Real racism and real sexism do exist in America, as do economic inequality and financial hardship for large swaths of the American public. These are real issues that have significant consequences in our society. It’s one thing to get involved in a movement to create change, but holding judgments and anger in our hearts won’t solve anything. And what I’m proposing here tonight is that we don’t have to love everyone in the world, G-d only asks us to love our neighbor, the person who happens to be near us at any given time. Imagine how we and our communities could be transformed if we took into our hearts those 3 words, v’ahavta l’rayacha camocha, to love our neighbors as much as we love ourselves.

Our country’s plague of polarization has hit the town of Wakefield. Whether you read the Wakefield Daily Item Op-Eds or the Wakefield Community Facebook page, it’s clear that anger and animosity are rampant in our local media – a symptom of our larger, national problem. I’m not here to explore the causes, but I would like to propose a solution. Love your neighbor as yourself. Or as Rabbi Hillel put it, “that which is hateful to you, do not do to another.” Hear someone out before you deem their views abhorrent, it’s what you would want for yourself. It’s as simple as that, but it’s easier said than done.

I’ve offered some Jewish insights for why it’s better to love others than to judge others. But truly every major religion has wisdom to offer on this subject. There is no religion that teaches us to hate; instead, all religions preach different ways and reasons to love those around us, and to promote civil conversations. And so, this coming year, the Wakefield Interfaith Clergy Association and the Wakefield Human Rights Commission are partnering to create a series of events aimed at ameliorating Wakefield’s civil discourse. The details are still being worked out, but the current plan is to have a speaker series at the public library to offer religious insights as to why civility and respect for others are crucial to our democracy and coexistence. If we can’t talk to each other, how can we ever work together, learn from one another, let alone ever love one another? As we read from the sages in the Ethics of our Fathers: “Who is wise? The person who learns from all people.”

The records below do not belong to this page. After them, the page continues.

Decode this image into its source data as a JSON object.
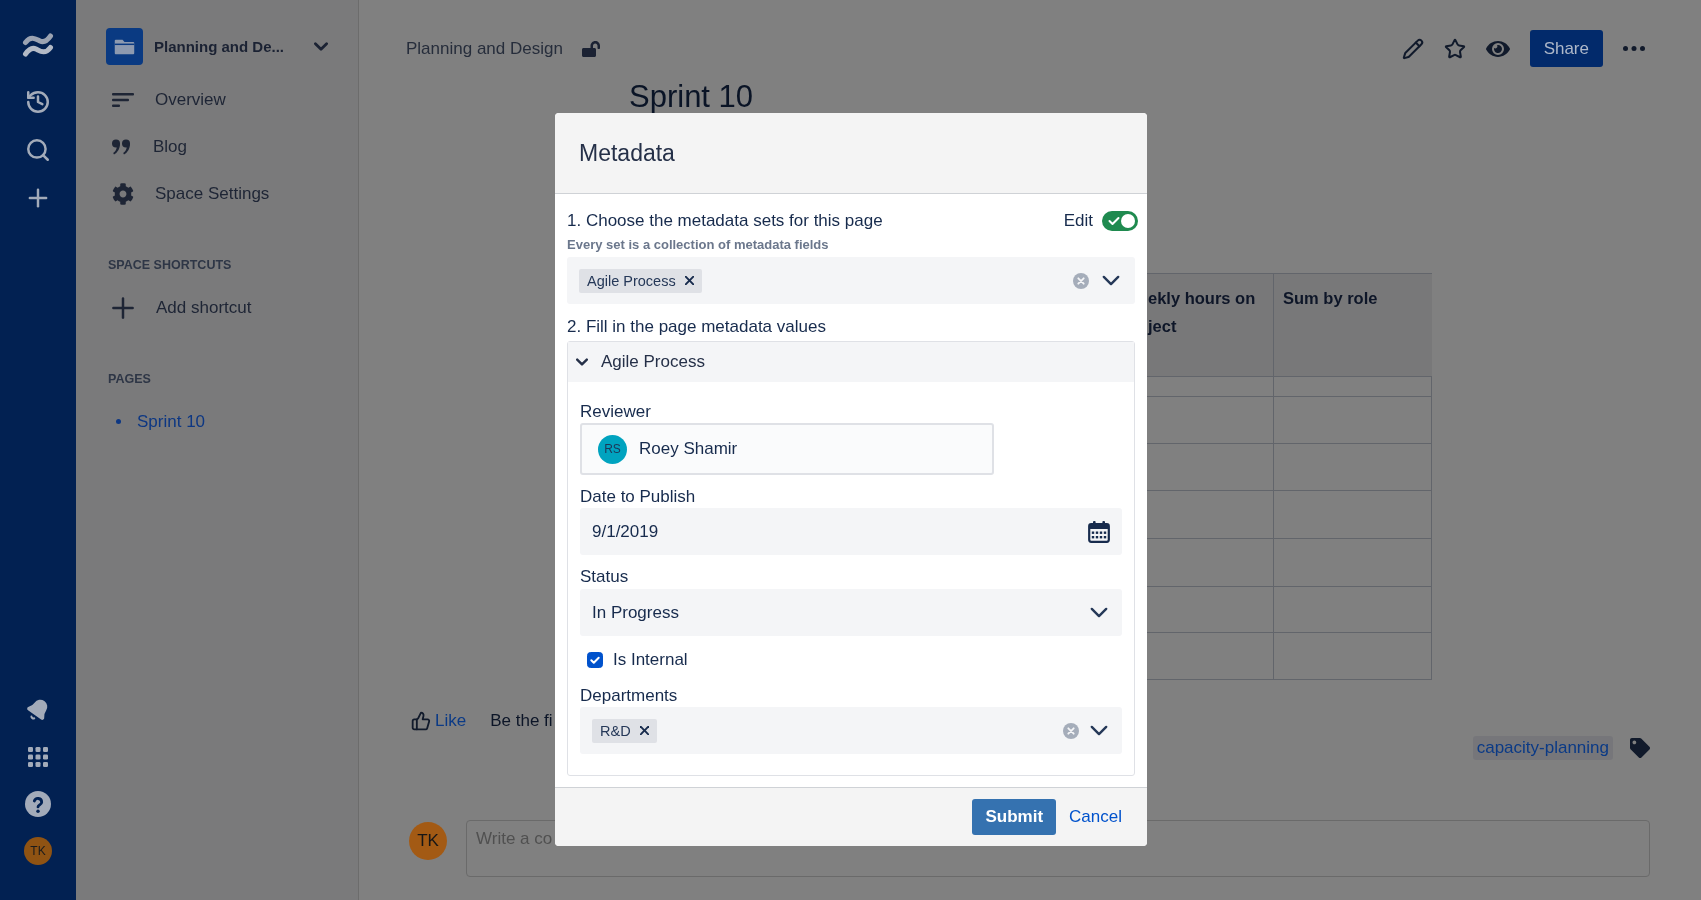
{
  "nav": {
    "avatar": "TK"
  },
  "sidebar": {
    "space_title": "Planning and De...",
    "items": [
      {
        "label": "Overview"
      },
      {
        "label": "Blog"
      },
      {
        "label": "Space Settings"
      }
    ],
    "sections": [
      {
        "heading": "SPACE SHORTCUTS",
        "items": [
          {
            "kind": "action",
            "label": "Add shortcut"
          }
        ]
      },
      {
        "heading": "PAGES",
        "items": [
          {
            "kind": "page",
            "label": "Sprint 10"
          }
        ]
      }
    ]
  },
  "page": {
    "breadcrumb": "Planning and Design",
    "share": "Share",
    "title": "Sprint 10",
    "table": {
      "columns": [
        "ekly hours on ject",
        "Sum by role"
      ]
    },
    "like": {
      "label": "Like",
      "prompt": "Be the fi"
    },
    "labels": [
      "capacity-planning"
    ],
    "comment": {
      "avatar": "TK",
      "placeholder": "Write a co"
    }
  },
  "modal": {
    "title": "Metadata",
    "step1": {
      "heading": "1. Choose the metadata sets for this page",
      "hint": "Every set is a collection of metadata fields",
      "edit": {
        "label": "Edit",
        "on": true
      },
      "sets": [
        "Agile Process"
      ]
    },
    "step2": {
      "heading": "2. Fill in the page metadata values",
      "panels": [
        {
          "title": "Agile Process",
          "expanded": true,
          "fields": [
            {
              "kind": "user",
              "label": "Reviewer",
              "initials": "RS",
              "value": "Roey Shamir"
            },
            {
              "kind": "date",
              "label": "Date to Publish",
              "value": "9/1/2019"
            },
            {
              "kind": "select",
              "label": "Status",
              "value": "In Progress"
            },
            {
              "kind": "checkbox",
              "label": "Is Internal",
              "checked": true
            },
            {
              "kind": "multiselect",
              "label": "Departments",
              "values": [
                "R&D"
              ]
            }
          ]
        }
      ]
    },
    "submit": "Submit",
    "cancel": "Cancel"
  }
}
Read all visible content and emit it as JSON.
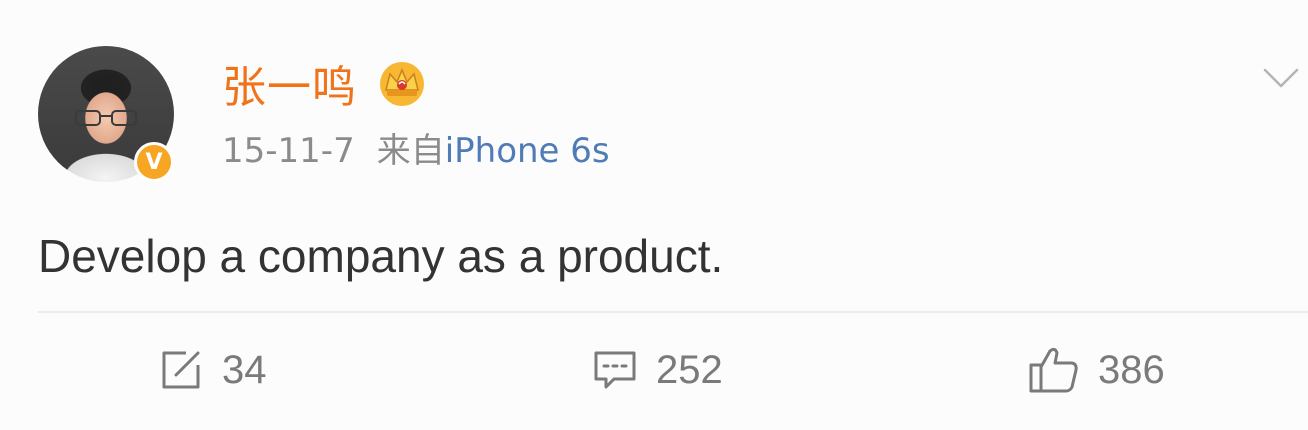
{
  "post": {
    "username": "张一鸣",
    "date": "15-11-7",
    "source_prefix": "来自",
    "source_device": "iPhone 6s",
    "text": "Develop a company as a product.",
    "verified_badge": "V",
    "icons": {
      "crown": "crown-icon",
      "menu": "chevron-down-icon",
      "repost": "repost-icon",
      "comment": "comment-icon",
      "like": "thumbs-up-icon"
    },
    "colors": {
      "username": "#f0731b",
      "device": "#4f7bb7",
      "badge": "#f6a623",
      "meta": "#8b8b8b"
    }
  },
  "actions": {
    "repost_count": "34",
    "comment_count": "252",
    "like_count": "386"
  }
}
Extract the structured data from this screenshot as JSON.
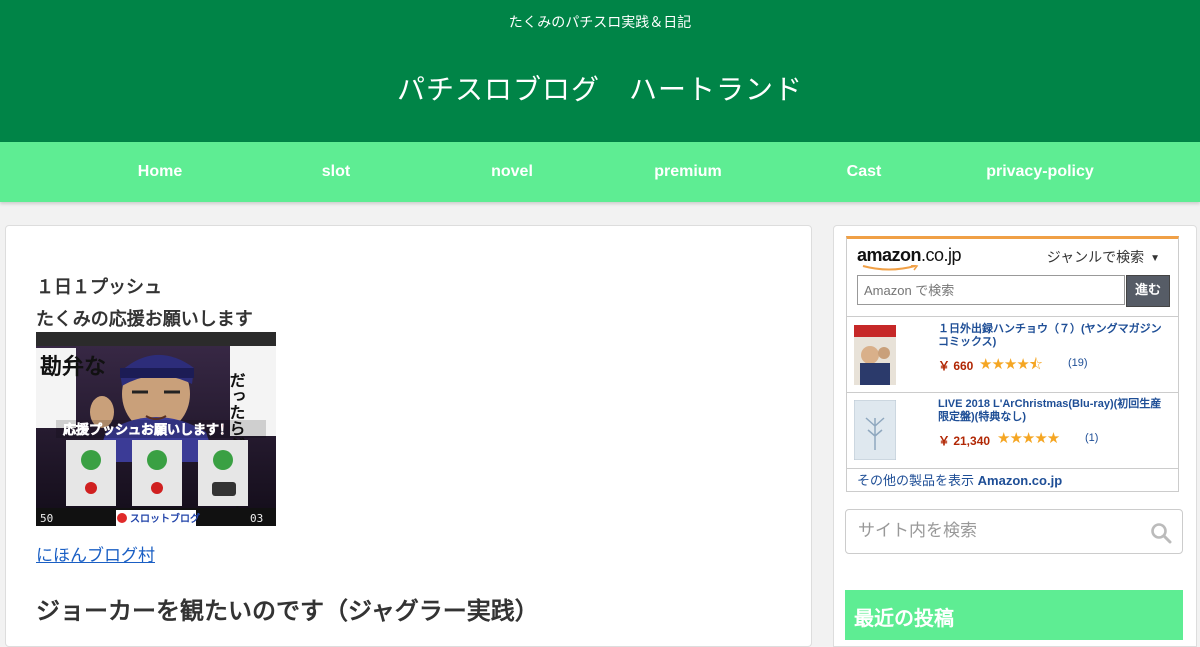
{
  "header": {
    "tagline": "たくみのパチスロ実践＆日記",
    "site_title": "パチスロブログ　ハートランド"
  },
  "nav": {
    "items": [
      {
        "label": "Home"
      },
      {
        "label": "slot"
      },
      {
        "label": "novel"
      },
      {
        "label": "premium"
      },
      {
        "label": "Cast"
      },
      {
        "label": "privacy-policy"
      }
    ]
  },
  "main": {
    "banner_line1": "１日１プッシュ",
    "banner_line2": "たくみの応援お願いします",
    "banner_image": {
      "side_text_left": "勘弁な",
      "side_text_right": "だったらジャグラー",
      "caption": "応援プッシュお願いします！",
      "badge": "スロットブログ",
      "counter_left": "50",
      "counter_right": "03"
    },
    "village_link": "にほんブログ村",
    "entry_title": "ジョーカーを観たいのです（ジャグラー実践）"
  },
  "sidebar": {
    "amazon": {
      "logo_text": "amazon",
      "logo_tld": ".co.jp",
      "genre_label": "ジャンルで検索",
      "search_placeholder": "Amazon で検索",
      "go_label": "進む",
      "products": [
        {
          "title": "１日外出録ハンチョウ（７）(ヤングマガジンコミックス)",
          "price": "￥ 660",
          "stars": "★★★★⯪",
          "rating": 4.5,
          "count": "(19)"
        },
        {
          "title": "LIVE 2018 L'ArChristmas(Blu-ray)(初回生産限定盤)(特典なし)",
          "price": "￥ 21,340",
          "stars": "★★★★★",
          "rating": 5,
          "count": "(1)"
        }
      ],
      "footer_prefix": "その他の製品を表示",
      "footer_store": "Amazon.co.jp"
    },
    "site_search_placeholder": "サイト内を検索",
    "recent_posts_title": "最近の投稿"
  },
  "colors": {
    "header_bg": "#008447",
    "nav_bg": "#5eed93",
    "link": "#1a5fc4",
    "amazon_accent": "#f0a046",
    "price": "#b12704"
  }
}
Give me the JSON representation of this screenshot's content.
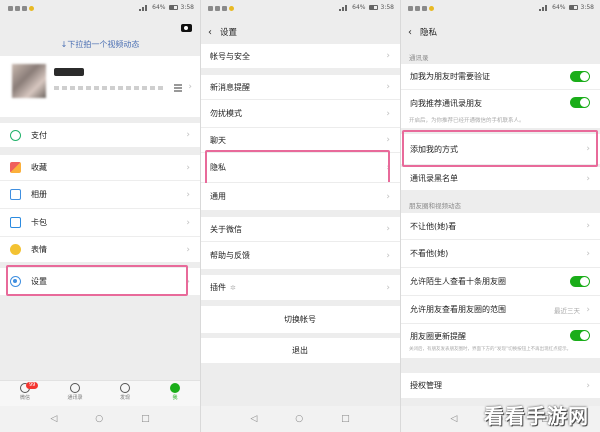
{
  "status": {
    "battery": "64%",
    "time": "3:58"
  },
  "me": {
    "pull_tip": "↓下拉拍一个视频动态",
    "menu": [
      {
        "label": "支付",
        "icon": "pay-icon"
      },
      {
        "label": "收藏",
        "icon": "favorites-icon"
      },
      {
        "label": "相册",
        "icon": "album-icon"
      },
      {
        "label": "卡包",
        "icon": "card-wallet-icon"
      },
      {
        "label": "表情",
        "icon": "sticker-icon"
      },
      {
        "label": "设置",
        "icon": "settings-icon"
      }
    ],
    "tabs": [
      {
        "label": "微信",
        "badge": "99"
      },
      {
        "label": "通讯录"
      },
      {
        "label": "发现"
      },
      {
        "label": "我"
      }
    ]
  },
  "settings": {
    "title": "设置",
    "items": [
      "帐号与安全",
      "新消息提醒",
      "勿扰模式",
      "聊天",
      "隐私",
      "通用",
      "关于微信",
      "帮助与反馈",
      "插件"
    ],
    "switch_account": "切换帐号",
    "logout": "退出"
  },
  "privacy": {
    "title": "隐私",
    "section_contacts": "通讯录",
    "verify_label": "加我为朋友时需要验证",
    "recommend_label": "向我推荐通讯录朋友",
    "recommend_note": "开启后，为你推荐已经开通微信的手机联系人。",
    "add_methods": "添加我的方式",
    "blacklist": "通讯录黑名单",
    "section_moments": "朋友圈和视频动态",
    "hide_from": "不让他(她)看",
    "dont_see": "不看他(她)",
    "strangers_ten": "允许陌生人查看十条朋友圈",
    "visible_range": "允许朋友查看朋友圈的范围",
    "visible_range_value": "最近三天",
    "moments_remind": "朋友圈更新提醒",
    "moments_remind_note": "关闭后，有朋友发表朋友圈时，界面下方的“发现”切换按钮上不再出现红点提示。",
    "auth": "授权管理"
  },
  "watermark": "看看手游网",
  "colors": {
    "accent": "#1aad19",
    "highlight": "#e86a9a",
    "link": "#4a6fb3"
  }
}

While I’m no sage, I ask, “who is G-dly? The person who imitates G-d.” Throughout the High Holiday liturgy, we sing of G-d’s 13 attributes of compassion. It is through these holy attributes that we get a better understanding of what the highest forms of mercy and compassion can look like. So as we’re constantly reminding G-d that G-d should be merciful toward us, we can use those same words as a roadmap for ourselves. G-d, or “me”, Compassionate and Gracious, slow to anger and abundant in kindness and truth, Preserver of kindness for thousands, Forgiver of iniquity, willful sin, and error, and Who has the power to Cleanse.” Even if we can’t be as compassionate as G-d, we can start learning G-d’s ways through our liturgy. The heart of Torah, to love the person near us as much as we love ourselves, is not easy to attain, but it’s worth the effort. And if you try it, you’ll experience the wholesome beauty of Jewish wisdom.